Yet as screen adaptations of similar TV concepts have shown — with the exception of Sacha Baron Cohen’s movies and the rowdy, outre Jackass flicks — giving feature-length treatment to something that works for one or two minutes can be problematic, and this gruelingly unfunny effort is another case of too much of a good thing (or a bad thing, if you find Cottin’s antics lame to begin with). Still, such drawbacks won’t stop Bitch from having its money in France, where it recently crossed the 1-million-admissions mark following a wide April release from Gaumont.
Written and directed by Eloise Lang and Noemie Saglio, who first brought the Connasse sketches to Canal in 2013, the movie kicks off with the self-congratulatory caveat: “Everything you’re about to see was shot with hidden cameras.” While that generally seems to be the case — although there are moments when the multiple angles feel extremely staged — that doesn’t make the viewing experience any more pleasurable, even if Cottin puts plenty of energy into her role as a status-obsessed 30-something who’d rather hook up with Prince Harry than get a real job.
That’s the plot on which the nonstop candid-cam gags are hinged, with many of them involving Cottin saying mean and stupid things to tourists, taxi drivers, pharmacists and random passersby, while wearing ridiculously short skirts to show off her killer legs. It seems to be a deliberate attempt to tarnish the already questionable reputation of Parisian women throughout the world, lampooning their supposed preoccupations with luxury fashion and perfectly thin bodies.
There are a few amusing moments, including a scene where Camilla (as the character is called) tries to take etiquette lessons from a British expert, leaving him politely stupefied by her rudeness. But most of the jokes involve the same over-the-top schtick found in many a middling French comedy, albeit on a much lower budget.
What Bitch ultimately shows is that when confronted by Camilla’s awful behavior, unsuspecting service industry employees have no choice but to accept such abuse with a smile. It’s rather sad and unpleasant to watch, even if the closing credits reveal the moment when the victims are finally let in on the gag, with Cottin coming over for a friendly hug. Yet unless these people were all paid for participating in the movie (it’s highly doubtful), this seems to be a case where the joke really is on them in the end, while the filmmakers will be laughing all the way to the bank.
Production companies: LGM Cinema, Les Productions de la Connasse, Silex Films, Gaumont, TF1 Films Production
Cast: Camille Cottin
Directors, screenwriters: Eloise Lang, Noemie Saglio

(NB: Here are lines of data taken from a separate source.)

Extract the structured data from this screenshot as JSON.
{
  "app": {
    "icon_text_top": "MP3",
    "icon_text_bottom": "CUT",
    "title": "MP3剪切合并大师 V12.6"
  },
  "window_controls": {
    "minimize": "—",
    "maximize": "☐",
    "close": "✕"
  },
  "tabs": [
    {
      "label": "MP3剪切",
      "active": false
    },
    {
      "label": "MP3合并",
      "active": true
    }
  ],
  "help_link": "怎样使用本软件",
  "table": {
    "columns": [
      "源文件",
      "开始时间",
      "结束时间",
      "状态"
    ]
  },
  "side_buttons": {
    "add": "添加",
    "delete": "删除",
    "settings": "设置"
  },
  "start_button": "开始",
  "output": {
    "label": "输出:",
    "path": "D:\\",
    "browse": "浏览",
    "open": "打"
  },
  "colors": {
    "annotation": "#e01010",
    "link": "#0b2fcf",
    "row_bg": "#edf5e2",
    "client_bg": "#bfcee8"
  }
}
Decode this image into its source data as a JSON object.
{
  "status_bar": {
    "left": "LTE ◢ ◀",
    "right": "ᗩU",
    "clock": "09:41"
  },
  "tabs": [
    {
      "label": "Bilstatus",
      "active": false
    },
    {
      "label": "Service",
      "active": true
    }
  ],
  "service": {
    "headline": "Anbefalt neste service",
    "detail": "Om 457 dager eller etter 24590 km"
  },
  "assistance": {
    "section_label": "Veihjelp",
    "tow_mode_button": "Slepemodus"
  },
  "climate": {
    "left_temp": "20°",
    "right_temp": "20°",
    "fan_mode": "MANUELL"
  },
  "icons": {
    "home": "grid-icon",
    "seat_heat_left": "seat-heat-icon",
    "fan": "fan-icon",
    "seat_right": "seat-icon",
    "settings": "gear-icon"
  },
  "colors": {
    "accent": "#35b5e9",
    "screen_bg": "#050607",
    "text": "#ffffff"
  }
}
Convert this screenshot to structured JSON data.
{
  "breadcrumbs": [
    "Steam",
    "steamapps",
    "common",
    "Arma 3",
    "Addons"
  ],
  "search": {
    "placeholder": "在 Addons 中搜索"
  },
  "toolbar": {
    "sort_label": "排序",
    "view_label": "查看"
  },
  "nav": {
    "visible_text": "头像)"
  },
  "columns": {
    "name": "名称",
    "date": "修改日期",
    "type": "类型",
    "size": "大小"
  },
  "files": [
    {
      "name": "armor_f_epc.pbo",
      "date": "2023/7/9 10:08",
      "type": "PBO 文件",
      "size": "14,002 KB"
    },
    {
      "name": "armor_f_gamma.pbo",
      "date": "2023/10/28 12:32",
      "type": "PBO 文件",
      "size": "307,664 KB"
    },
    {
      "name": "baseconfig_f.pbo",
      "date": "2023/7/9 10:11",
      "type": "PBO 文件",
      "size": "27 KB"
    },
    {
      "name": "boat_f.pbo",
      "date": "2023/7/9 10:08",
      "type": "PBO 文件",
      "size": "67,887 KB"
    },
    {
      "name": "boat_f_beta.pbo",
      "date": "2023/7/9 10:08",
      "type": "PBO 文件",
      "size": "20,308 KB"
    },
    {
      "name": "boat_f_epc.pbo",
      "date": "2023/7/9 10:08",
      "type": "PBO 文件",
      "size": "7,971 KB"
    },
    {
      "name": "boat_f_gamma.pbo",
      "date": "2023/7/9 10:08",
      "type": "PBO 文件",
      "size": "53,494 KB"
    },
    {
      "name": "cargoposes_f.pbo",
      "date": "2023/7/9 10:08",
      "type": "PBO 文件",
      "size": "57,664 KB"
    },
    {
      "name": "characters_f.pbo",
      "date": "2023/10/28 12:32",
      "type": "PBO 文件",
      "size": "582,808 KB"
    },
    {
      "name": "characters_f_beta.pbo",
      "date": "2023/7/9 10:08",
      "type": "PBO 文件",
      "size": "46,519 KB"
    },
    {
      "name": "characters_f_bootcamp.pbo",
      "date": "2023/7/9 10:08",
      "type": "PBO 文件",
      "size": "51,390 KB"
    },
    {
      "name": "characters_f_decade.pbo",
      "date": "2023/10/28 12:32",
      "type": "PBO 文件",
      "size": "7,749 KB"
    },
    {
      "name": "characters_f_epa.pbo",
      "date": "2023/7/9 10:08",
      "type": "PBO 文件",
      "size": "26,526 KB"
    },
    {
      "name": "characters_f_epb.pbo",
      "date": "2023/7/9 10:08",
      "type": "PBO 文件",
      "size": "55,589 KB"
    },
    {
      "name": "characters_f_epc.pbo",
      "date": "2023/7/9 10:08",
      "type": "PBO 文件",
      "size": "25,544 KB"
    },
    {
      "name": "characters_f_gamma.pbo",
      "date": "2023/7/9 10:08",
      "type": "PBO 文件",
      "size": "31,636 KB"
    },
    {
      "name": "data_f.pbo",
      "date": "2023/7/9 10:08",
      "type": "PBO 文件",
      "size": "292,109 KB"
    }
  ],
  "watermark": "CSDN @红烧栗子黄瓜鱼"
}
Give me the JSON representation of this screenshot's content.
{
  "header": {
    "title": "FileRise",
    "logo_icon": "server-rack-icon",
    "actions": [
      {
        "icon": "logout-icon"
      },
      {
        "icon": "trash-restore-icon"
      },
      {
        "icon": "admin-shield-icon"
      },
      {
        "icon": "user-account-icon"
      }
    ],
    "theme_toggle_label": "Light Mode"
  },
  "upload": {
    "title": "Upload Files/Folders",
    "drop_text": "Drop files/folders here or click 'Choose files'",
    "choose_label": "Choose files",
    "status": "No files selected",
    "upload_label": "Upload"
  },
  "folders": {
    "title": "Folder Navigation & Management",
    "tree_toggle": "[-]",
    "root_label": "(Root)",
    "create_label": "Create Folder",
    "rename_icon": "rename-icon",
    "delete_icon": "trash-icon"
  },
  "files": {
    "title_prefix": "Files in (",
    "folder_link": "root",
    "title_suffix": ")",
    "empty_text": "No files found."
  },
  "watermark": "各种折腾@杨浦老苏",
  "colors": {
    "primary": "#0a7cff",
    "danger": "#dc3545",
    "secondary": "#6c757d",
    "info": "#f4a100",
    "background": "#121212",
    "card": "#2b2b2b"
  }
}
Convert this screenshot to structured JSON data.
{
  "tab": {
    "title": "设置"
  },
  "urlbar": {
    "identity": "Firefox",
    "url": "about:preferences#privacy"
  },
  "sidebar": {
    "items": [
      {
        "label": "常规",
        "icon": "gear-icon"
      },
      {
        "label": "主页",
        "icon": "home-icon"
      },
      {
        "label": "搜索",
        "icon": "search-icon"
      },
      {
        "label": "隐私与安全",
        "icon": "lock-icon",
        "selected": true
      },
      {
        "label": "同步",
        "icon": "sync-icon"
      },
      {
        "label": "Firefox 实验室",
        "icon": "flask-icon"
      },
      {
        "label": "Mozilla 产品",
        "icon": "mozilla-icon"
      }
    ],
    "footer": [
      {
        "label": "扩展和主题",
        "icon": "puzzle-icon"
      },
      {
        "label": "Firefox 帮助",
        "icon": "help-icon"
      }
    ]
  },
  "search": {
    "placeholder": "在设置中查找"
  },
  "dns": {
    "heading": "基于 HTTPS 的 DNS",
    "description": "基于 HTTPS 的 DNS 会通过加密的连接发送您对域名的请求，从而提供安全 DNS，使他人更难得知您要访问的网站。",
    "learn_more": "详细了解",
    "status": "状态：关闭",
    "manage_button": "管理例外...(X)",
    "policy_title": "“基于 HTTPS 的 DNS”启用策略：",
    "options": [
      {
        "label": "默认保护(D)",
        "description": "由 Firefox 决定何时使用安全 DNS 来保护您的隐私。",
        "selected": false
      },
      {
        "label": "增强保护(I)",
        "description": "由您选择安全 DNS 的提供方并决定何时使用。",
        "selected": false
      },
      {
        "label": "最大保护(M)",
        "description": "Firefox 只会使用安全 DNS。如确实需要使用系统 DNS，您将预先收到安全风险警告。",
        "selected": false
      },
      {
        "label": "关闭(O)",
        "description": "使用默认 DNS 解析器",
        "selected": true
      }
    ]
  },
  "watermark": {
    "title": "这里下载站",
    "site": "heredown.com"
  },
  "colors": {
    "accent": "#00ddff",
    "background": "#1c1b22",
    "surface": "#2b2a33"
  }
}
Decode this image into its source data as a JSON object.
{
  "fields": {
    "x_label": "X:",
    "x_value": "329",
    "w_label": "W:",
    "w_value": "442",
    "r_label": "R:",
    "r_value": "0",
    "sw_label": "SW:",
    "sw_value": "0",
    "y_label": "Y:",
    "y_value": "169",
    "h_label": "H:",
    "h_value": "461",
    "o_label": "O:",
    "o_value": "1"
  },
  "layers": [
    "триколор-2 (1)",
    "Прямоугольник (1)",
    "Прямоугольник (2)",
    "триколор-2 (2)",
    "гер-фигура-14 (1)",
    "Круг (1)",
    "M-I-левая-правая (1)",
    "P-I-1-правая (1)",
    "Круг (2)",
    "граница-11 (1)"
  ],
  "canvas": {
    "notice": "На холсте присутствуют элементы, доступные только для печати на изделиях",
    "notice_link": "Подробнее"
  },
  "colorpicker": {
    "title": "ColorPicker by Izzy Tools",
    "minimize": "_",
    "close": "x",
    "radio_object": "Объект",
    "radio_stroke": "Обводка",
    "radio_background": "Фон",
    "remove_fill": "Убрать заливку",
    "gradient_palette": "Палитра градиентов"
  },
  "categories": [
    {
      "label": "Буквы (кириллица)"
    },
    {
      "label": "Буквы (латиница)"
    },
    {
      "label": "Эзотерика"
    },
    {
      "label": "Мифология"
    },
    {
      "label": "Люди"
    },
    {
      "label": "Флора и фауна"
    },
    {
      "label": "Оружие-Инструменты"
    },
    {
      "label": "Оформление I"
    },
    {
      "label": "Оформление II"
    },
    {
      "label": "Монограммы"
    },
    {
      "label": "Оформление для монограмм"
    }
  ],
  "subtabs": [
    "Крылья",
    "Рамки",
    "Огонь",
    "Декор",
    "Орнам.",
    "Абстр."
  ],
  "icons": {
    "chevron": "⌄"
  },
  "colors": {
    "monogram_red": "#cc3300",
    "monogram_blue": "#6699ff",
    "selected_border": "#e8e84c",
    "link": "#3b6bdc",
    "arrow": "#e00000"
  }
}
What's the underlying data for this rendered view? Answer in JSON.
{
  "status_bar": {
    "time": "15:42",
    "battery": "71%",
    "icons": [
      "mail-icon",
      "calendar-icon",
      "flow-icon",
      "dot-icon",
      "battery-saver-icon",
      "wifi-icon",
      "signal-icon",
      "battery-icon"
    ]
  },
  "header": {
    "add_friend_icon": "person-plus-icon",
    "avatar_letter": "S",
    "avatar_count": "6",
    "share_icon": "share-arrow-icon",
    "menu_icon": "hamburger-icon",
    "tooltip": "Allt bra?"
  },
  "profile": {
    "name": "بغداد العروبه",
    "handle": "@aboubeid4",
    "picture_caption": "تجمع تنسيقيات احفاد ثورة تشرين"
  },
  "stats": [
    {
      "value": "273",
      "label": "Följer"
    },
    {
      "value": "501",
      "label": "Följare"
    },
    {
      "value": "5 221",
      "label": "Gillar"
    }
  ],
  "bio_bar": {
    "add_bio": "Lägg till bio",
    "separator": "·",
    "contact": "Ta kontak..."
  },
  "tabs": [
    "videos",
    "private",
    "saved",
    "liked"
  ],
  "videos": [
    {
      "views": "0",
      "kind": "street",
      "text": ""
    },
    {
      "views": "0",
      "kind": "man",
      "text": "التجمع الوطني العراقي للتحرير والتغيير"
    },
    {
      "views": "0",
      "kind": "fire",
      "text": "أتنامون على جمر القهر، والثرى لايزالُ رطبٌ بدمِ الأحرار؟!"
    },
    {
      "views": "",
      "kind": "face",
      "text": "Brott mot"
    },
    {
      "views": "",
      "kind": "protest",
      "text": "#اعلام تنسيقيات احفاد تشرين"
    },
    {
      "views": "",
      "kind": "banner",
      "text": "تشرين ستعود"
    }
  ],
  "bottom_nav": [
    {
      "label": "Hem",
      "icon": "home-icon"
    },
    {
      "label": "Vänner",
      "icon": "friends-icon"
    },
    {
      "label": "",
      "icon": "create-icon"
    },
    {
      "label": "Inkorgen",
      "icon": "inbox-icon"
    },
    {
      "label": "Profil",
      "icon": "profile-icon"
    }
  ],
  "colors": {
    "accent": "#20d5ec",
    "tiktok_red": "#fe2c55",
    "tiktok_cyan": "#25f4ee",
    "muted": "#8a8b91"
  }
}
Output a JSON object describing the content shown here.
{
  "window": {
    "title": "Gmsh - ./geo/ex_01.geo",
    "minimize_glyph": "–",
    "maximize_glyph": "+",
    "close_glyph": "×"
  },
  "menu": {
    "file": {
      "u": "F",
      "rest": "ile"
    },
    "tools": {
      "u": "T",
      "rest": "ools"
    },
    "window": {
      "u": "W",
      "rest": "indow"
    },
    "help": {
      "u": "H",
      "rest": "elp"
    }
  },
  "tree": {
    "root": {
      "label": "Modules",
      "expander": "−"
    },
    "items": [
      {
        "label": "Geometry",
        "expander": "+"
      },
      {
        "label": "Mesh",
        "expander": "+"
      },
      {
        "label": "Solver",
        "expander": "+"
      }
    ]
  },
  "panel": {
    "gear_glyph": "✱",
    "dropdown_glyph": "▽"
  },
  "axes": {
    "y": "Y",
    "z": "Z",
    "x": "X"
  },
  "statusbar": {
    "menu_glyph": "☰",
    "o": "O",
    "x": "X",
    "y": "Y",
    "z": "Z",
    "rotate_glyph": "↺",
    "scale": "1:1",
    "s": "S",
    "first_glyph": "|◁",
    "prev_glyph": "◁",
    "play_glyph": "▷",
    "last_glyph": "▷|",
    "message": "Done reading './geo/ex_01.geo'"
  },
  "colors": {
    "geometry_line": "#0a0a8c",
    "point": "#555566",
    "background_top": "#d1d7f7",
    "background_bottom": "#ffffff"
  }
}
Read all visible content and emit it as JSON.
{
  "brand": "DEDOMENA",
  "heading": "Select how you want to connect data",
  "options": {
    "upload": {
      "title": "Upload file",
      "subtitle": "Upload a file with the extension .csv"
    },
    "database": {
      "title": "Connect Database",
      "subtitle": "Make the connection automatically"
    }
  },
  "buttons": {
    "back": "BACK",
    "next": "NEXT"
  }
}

Producers: Cyril Colbeau-Justin, Jean-Baptiste Dupont, Sidonie Dumas, Eloise Lang, Noemie Saglio
Executive producer: David Giordano
Director of photography: Thomas Bremond
Costume designer: Beatrice Lang
Editor: Sandro Lavezzi
Composer: Fred Avril
International sales: Gaumont
No rating, 82 minutes